### Aim of the exercise
Each line below must be printed again exactly.

[Interface dataset entries]
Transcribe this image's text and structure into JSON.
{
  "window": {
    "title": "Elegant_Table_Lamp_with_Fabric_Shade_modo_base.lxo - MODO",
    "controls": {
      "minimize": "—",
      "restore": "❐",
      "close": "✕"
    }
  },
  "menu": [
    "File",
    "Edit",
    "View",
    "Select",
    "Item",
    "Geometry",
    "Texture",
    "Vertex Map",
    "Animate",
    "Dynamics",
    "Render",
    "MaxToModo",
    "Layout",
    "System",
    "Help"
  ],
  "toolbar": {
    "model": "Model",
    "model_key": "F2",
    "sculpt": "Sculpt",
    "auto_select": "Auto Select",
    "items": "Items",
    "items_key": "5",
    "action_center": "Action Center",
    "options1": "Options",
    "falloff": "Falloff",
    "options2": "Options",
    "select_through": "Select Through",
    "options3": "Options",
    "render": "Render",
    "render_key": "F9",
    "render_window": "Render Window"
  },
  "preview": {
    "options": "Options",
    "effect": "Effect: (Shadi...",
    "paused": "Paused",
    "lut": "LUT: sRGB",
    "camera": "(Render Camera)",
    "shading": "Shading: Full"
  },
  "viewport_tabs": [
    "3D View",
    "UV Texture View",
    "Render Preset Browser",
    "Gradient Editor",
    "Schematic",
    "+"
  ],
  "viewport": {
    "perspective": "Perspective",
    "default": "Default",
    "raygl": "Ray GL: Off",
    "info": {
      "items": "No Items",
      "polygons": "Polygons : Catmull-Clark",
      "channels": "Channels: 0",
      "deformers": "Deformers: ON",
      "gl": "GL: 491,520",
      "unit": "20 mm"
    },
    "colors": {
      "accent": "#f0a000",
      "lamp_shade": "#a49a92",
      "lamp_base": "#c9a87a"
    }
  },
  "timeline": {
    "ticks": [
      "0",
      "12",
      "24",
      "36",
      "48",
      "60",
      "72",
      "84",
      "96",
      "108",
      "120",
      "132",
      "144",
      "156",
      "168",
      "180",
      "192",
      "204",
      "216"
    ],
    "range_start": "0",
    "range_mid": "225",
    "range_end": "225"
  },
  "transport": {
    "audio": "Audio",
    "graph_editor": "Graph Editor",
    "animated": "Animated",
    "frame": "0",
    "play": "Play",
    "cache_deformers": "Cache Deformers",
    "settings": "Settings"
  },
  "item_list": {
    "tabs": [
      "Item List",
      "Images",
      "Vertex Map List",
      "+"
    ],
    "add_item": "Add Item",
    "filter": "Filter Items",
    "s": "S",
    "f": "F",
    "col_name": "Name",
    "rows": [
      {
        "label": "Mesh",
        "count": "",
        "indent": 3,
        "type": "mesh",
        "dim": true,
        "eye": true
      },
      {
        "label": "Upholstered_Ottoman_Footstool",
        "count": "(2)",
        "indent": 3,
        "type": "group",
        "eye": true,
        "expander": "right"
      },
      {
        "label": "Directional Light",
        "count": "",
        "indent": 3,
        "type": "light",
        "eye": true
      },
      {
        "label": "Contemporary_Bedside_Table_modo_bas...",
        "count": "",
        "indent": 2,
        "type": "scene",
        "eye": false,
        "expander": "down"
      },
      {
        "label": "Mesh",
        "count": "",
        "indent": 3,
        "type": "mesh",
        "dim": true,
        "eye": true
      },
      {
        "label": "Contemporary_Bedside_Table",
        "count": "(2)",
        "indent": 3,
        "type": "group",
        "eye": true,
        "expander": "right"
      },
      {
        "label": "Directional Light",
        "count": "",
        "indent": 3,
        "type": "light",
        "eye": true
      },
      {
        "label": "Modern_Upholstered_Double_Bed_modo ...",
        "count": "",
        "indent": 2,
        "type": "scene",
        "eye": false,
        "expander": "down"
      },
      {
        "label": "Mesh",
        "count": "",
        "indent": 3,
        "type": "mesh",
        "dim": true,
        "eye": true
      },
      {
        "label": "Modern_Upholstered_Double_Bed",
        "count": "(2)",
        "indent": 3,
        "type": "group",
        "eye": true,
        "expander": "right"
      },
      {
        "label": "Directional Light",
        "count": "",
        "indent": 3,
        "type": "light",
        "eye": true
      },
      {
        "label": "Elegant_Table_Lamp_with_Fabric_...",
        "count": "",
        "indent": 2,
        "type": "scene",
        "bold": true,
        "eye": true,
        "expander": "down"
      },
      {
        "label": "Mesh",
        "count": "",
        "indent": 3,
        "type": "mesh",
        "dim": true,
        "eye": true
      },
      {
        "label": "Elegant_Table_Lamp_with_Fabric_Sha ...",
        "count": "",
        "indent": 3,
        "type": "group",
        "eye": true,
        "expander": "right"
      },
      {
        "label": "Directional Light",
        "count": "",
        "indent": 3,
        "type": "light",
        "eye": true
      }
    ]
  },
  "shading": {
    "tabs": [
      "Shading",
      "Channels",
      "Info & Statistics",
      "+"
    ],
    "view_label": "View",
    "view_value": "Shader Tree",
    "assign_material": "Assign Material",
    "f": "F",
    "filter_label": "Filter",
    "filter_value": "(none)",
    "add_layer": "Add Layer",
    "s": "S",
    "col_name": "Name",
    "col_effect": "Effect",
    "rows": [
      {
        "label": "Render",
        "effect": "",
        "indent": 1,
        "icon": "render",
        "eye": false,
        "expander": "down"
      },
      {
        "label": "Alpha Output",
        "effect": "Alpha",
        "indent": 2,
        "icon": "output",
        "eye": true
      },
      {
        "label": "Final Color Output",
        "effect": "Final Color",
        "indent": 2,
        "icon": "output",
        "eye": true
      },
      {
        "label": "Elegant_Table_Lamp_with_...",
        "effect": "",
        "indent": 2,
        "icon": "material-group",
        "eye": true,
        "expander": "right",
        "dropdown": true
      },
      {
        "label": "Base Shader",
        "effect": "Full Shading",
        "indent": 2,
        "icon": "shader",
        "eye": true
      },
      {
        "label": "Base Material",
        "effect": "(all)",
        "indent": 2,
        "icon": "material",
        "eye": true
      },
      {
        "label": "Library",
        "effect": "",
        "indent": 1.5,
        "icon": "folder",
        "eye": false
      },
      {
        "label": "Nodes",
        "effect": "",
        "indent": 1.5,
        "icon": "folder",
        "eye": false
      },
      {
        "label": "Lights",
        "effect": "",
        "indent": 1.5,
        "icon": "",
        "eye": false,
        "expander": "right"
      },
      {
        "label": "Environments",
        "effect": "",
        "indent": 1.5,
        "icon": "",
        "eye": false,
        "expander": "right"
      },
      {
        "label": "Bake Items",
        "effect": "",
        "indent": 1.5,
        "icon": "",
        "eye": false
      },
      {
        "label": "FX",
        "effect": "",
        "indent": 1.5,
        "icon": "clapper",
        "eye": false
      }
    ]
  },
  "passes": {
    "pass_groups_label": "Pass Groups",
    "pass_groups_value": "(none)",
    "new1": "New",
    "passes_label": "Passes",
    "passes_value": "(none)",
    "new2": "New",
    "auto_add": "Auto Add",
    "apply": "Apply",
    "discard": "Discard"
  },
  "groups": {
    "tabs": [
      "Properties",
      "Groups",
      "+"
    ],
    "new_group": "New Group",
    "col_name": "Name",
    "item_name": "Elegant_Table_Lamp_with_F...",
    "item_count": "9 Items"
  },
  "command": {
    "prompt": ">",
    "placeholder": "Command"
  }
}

### Solution
Transcribe this image's text and structure into JSON.
{
  "window": {
    "title": "Elegant_Table_Lamp_with_Fabric_Shade_modo_base.lxo - MODO",
    "controls": {
      "minimize": "—",
      "restore": "❐",
      "close": "✕"
    }
  },
  "menu": [
    "File",
    "Edit",
    "View",
    "Select",
    "Item",
    "Geometry",
    "Texture",
    "Vertex Map",
    "Animate",
    "Dynamics",
    "Render",
    "MaxToModo",
    "Layout",
    "System",
    "Help"
  ],
  "toolbar": {
    "model": "Model",
    "model_key": "F2",
    "sculpt": "Sculpt",
    "auto_select": "Auto Select",
    "items": "Items",
    "items_key": "5",
    "action_center": "Action Center",
    "options1": "Options",
    "falloff": "Falloff",
    "options2": "Options",
    "select_through": "Select Through",
    "options3": "Options",
    "render": "Render",
    "render_key": "F9",
    "render_window": "Render Window"
  },
  "preview": {
    "options": "Options",
    "effect": "Effect: (Shadi...",
    "paused": "Paused",
    "lut": "LUT: sRGB",
    "camera": "(Render Camera)",
    "shading": "Shading: Full"
  },
  "viewport_tabs": [
    "3D View",
    "UV Texture View",
    "Render Preset Browser",
    "Gradient Editor",
    "Schematic",
    "+"
  ],
  "viewport": {
    "perspective": "Perspective",
    "default": "Default",
    "raygl": "Ray GL: Off",
    "info": {
      "items": "No Items",
      "polygons": "Polygons : Catmull-Clark",
      "channels": "Channels: 0",
      "deformers": "Deformers: ON",
      "gl": "GL: 491,520",
      "unit": "20 mm"
    },
    "colors": {
      "accent": "#f0a000",
      "lamp_shade": "#a49a92",
      "lamp_base": "#c9a87a"
    }
  },
  "timeline": {
    "ticks": [
      "0",
      "12",
      "24",
      "36",
      "48",
      "60",
      "72",
      "84",
      "96",
      "108",
      "120",
      "132",
      "144",
      "156",
      "168",
      "180",
      "192",
      "204",
      "216"
    ],
    "range_start": "0",
    "range_mid": "225",
    "range_end": "225"
  },
  "transport": {
    "audio": "Audio",
    "graph_editor": "Graph Editor",
    "animated": "Animated",
    "frame": "0",
    "play": "Play",
    "cache_deformers": "Cache Deformers",
    "settings": "Settings"
  },
  "item_list": {
    "tabs": [
      "Item List",
      "Images",
      "Vertex Map List",
      "+"
    ],
    "add_item": "Add Item",
    "filter": "Filter Items",
    "s": "S",
    "f": "F",
    "col_name": "Name",
    "rows": [
      {
        "label": "Mesh",
        "count": "",
        "indent": 3,
        "type": "mesh",
        "dim": true,
        "eye": true
      },
      {
        "label": "Upholstered_Ottoman_Footstool",
        "count": "(2)",
        "indent": 3,
        "type": "group",
        "eye": true,
        "expander": "right"
      },
      {
        "label": "Directional Light",
        "count": "",
        "indent": 3,
        "type": "light",
        "eye": true
      },
      {
        "label": "Contemporary_Bedside_Table_modo_bas...",
        "count": "",
        "indent": 2,
        "type": "scene",
        "eye": false,
        "expander": "down"
      },
      {
        "label": "Mesh",
        "count": "",
        "indent": 3,
        "type": "mesh",
        "dim": true,
        "eye": true
      },
      {
        "label": "Contemporary_Bedside_Table",
        "count": "(2)",
        "indent": 3,
        "type": "group",
        "eye": true,
        "expander": "right"
      },
      {
        "label": "Directional Light",
        "count": "",
        "indent": 3,
        "type": "light",
        "eye": true
      },
      {
        "label": "Modern_Upholstered_Double_Bed_modo ...",
        "count": "",
        "indent": 2,
        "type": "scene",
        "eye": false,
        "expander": "down"
      },
      {
        "label": "Mesh",
        "count": "",
        "indent": 3,
        "type": "mesh",
        "dim": true,
        "eye": true
      },
      {
        "label": "Modern_Upholstered_Double_Bed",
        "count": "(2)",
        "indent": 3,
        "type": "group",
        "eye": true,
        "expander": "right"
      },
      {
        "label": "Directional Light",
        "count": "",
        "indent": 3,
        "type": "light",
        "eye": true
      },
      {
        "label": "Elegant_Table_Lamp_with_Fabric_...",
        "count": "",
        "indent": 2,
        "type": "scene",
        "bold": true,
        "eye": true,
        "expander": "down"
      },
      {
        "label": "Mesh",
        "count": "",
        "indent": 3,
        "type": "mesh",
        "dim": true,
        "eye": true
      },
      {
        "label": "Elegant_Table_Lamp_with_Fabric_Sha ...",
        "count": "",
        "indent": 3,
        "type": "group",
        "eye": true,
        "expander": "right"
      },
      {
        "label": "Directional Light",
        "count": "",
        "indent": 3,
        "type": "light",
        "eye": true
      }
    ]
  },
  "shading": {
    "tabs": [
      "Shading",
      "Channels",
      "Info & Statistics",
      "+"
    ],
    "view_label": "View",
    "view_value": "Shader Tree",
    "assign_material": "Assign Material",
    "f": "F",
    "filter_label": "Filter",
    "filter_value": "(none)",
    "add_layer": "Add Layer",
    "s": "S",
    "col_name": "Name",
    "col_effect": "Effect",
    "rows": [
      {
        "label": "Render",
        "effect": "",
        "indent": 1,
        "icon": "render",
        "eye": false,
        "expander": "down"
      },
      {
        "label": "Alpha Output",
        "effect": "Alpha",
        "indent": 2,
        "icon": "output",
        "eye": true
      },
      {
        "label": "Final Color Output",
        "effect": "Final Color",
        "indent": 2,
        "icon": "output",
        "eye": true
      },
      {
        "label": "Elegant_Table_Lamp_with_...",
        "effect": "",
        "indent": 2,
        "icon": "material-group",
        "eye": true,
        "expander": "right",
        "dropdown": true
      },
      {
        "label": "Base Shader",
        "effect": "Full Shading",
        "indent": 2,
        "icon": "shader",
        "eye": true
      },
      {
        "label": "Base Material",
        "effect": "(all)",
        "indent": 2,
        "icon": "material",
        "eye": true
      },
      {
        "label": "Library",
        "effect": "",
        "indent": 1.5,
        "icon": "folder",
        "eye": false
      },
      {
        "label": "Nodes",
        "effect": "",
        "indent": 1.5,
        "icon": "folder",
        "eye": false
      },
      {
        "label": "Lights",
        "effect": "",
        "indent": 1.5,
        "icon": "",
        "eye": false,
        "expander": "right"
      },
      {
        "label": "Environments",
        "effect": "",
        "indent": 1.5,
        "icon": "",
        "eye": false,
        "expander": "right"
      },
      {
        "label": "Bake Items",
        "effect": "",
        "indent": 1.5,
        "icon": "",
        "eye": false
      },
      {
        "label": "FX",
        "effect": "",
        "indent": 1.5,
        "icon": "clapper",
        "eye": false
      }
    ]
  },
  "passes": {
    "pass_groups_label": "Pass Groups",
    "pass_groups_value": "(none)",
    "new1": "New",
    "passes_label": "Passes",
    "passes_value": "(none)",
    "new2": "New",
    "auto_add": "Auto Add",
    "apply": "Apply",
    "discard": "Discard"
  },
  "groups": {
    "tabs": [
      "Properties",
      "Groups",
      "+"
    ],
    "new_group": "New Group",
    "col_name": "Name",
    "item_name": "Elegant_Table_Lamp_with_F...",
    "item_count": "9 Items"
  },
  "command": {
    "prompt": ">",
    "placeholder": "Command"
  }
}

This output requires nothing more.